Exercise description
Copy out every line of the records where the string "JSON" occurs.

(Data about app and page elements)

-- Opening Marker --

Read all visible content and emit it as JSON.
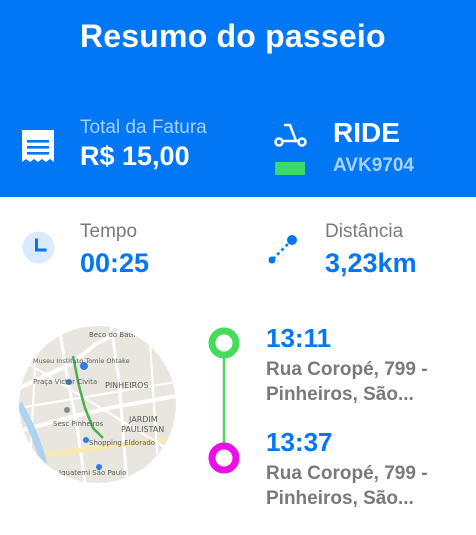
{
  "header": {
    "title": "Resumo do passeio",
    "background_color": "#0277f5"
  },
  "invoice": {
    "icon": "receipt-icon",
    "label": "Total da Fatura",
    "value": "R$ 15,00"
  },
  "vehicle": {
    "icon": "scooter-icon",
    "service": "RIDE",
    "plate": "AVK9704",
    "accent_color": "#3bd86a"
  },
  "time": {
    "icon": "clock-icon",
    "label": "Tempo",
    "value": "00:25"
  },
  "distance": {
    "icon": "route-icon",
    "label": "Distância",
    "value": "3,23km"
  },
  "map": {
    "labels": [
      "Beco do Batman",
      "Museu Instituto Tomie Ohtake",
      "Praça Victor Civita",
      "PINHEIROS",
      "JARDIM",
      "PAULISTAN",
      "Sesc Pinheiros",
      "Shopping Eldorado",
      "Iguatemi São Paulo"
    ]
  },
  "route": {
    "start": {
      "time": "13:11",
      "address": "Rua Coropé, 799 - Pinheiros, São...",
      "color": "#46dc5a"
    },
    "end": {
      "time": "13:37",
      "address": "Rua Coropé, 799 - Pinheiros, São...",
      "color": "#ea0fe8"
    }
  }
}
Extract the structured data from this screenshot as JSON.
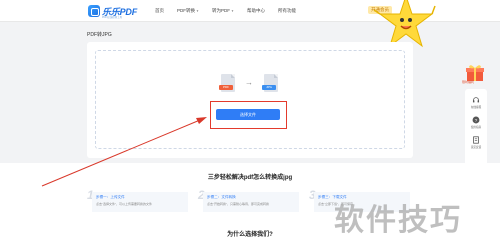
{
  "header": {
    "logo_text": "乐乐PDF",
    "logo_sub": "PDF在线转换工具",
    "nav": [
      {
        "label": "首页",
        "has_caret": false
      },
      {
        "label": "PDF转换",
        "has_caret": true
      },
      {
        "label": "转为PDF",
        "has_caret": true
      },
      {
        "label": "帮助中心",
        "has_caret": false
      },
      {
        "label": "所有功能",
        "has_caret": false
      }
    ],
    "promo": "开通会员"
  },
  "page": {
    "title": "PDF转JPG"
  },
  "upload": {
    "from_tag": "PDF",
    "to_tag": "JPG",
    "arrow": "→",
    "button_label": "选择文件"
  },
  "side": {
    "gift_label": "限时福利",
    "items": [
      {
        "label": "在线客服",
        "icon": "headset-icon"
      },
      {
        "label": "使用指南",
        "icon": "question-icon"
      },
      {
        "label": "意见反馈",
        "icon": "feedback-icon"
      }
    ]
  },
  "steps": {
    "title": "三步轻松解决pdf怎么转换成jpg",
    "items": [
      {
        "num": "1",
        "head": "步骤一：上传文件",
        "desc": "点击“选择文件”，可以上传需要转换的文件"
      },
      {
        "num": "2",
        "head": "步骤二：文件转换",
        "desc": "点击“开始转换”，只需耐心等待，即可完成转换"
      },
      {
        "num": "3",
        "head": "步骤三：下载文件",
        "desc": "点击“立即下载”，即可保存"
      }
    ]
  },
  "why_title": "为什么选择我们?",
  "watermark": "软件技巧",
  "colors": {
    "accent": "#2f7df6",
    "highlight": "#e33a2c",
    "pdf": "#f0603a",
    "jpg": "#3b8ff0"
  }
}
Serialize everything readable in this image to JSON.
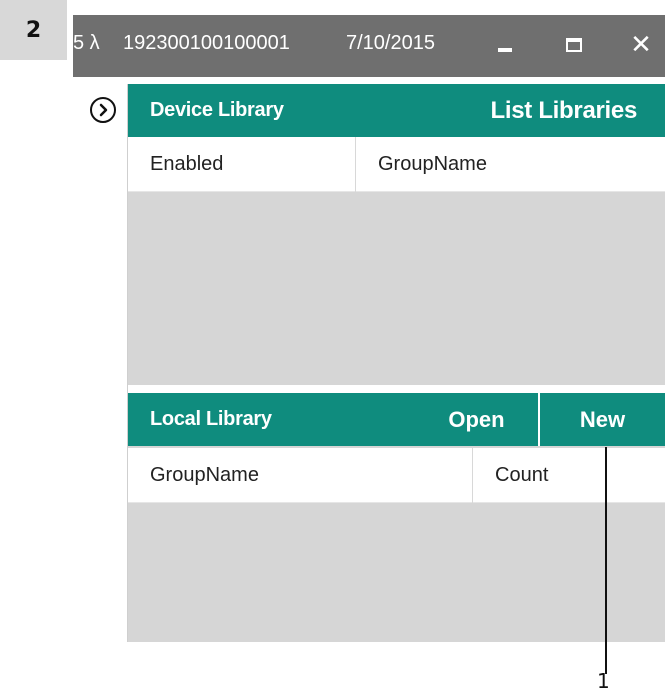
{
  "step_badge": "2",
  "titlebar": {
    "wavelength": "5 λ",
    "serial": "192300100100001",
    "date": "7/10/2015",
    "minimize_icon": "minimize-icon",
    "maximize_icon": "maximize-icon",
    "close_glyph": "✕"
  },
  "sidebar": {
    "expand_icon": "chevron-right-circle-icon"
  },
  "device_library": {
    "title": "Device Library",
    "action": "List Libraries",
    "columns": [
      "Enabled",
      "GroupName"
    ]
  },
  "local_library": {
    "title": "Local Library",
    "open_label": "Open",
    "new_label": "New",
    "columns": [
      "GroupName",
      "Count"
    ]
  },
  "callout": {
    "number": "1"
  },
  "colors": {
    "teal": "#0f8c7e",
    "titlebar": "#6f6f6f",
    "panel_gray": "#d6d6d6"
  }
}
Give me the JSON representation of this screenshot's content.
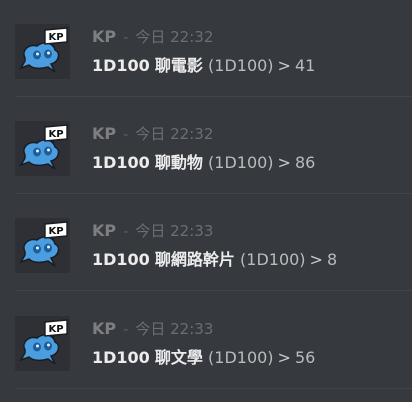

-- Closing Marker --

Written response
Read all visible content and emit it as JSON.
Extract the structured data from this screenshot as JSON.
Serialize everything readable in this image to JSON.
Give me the JSON representation of this screenshot's content.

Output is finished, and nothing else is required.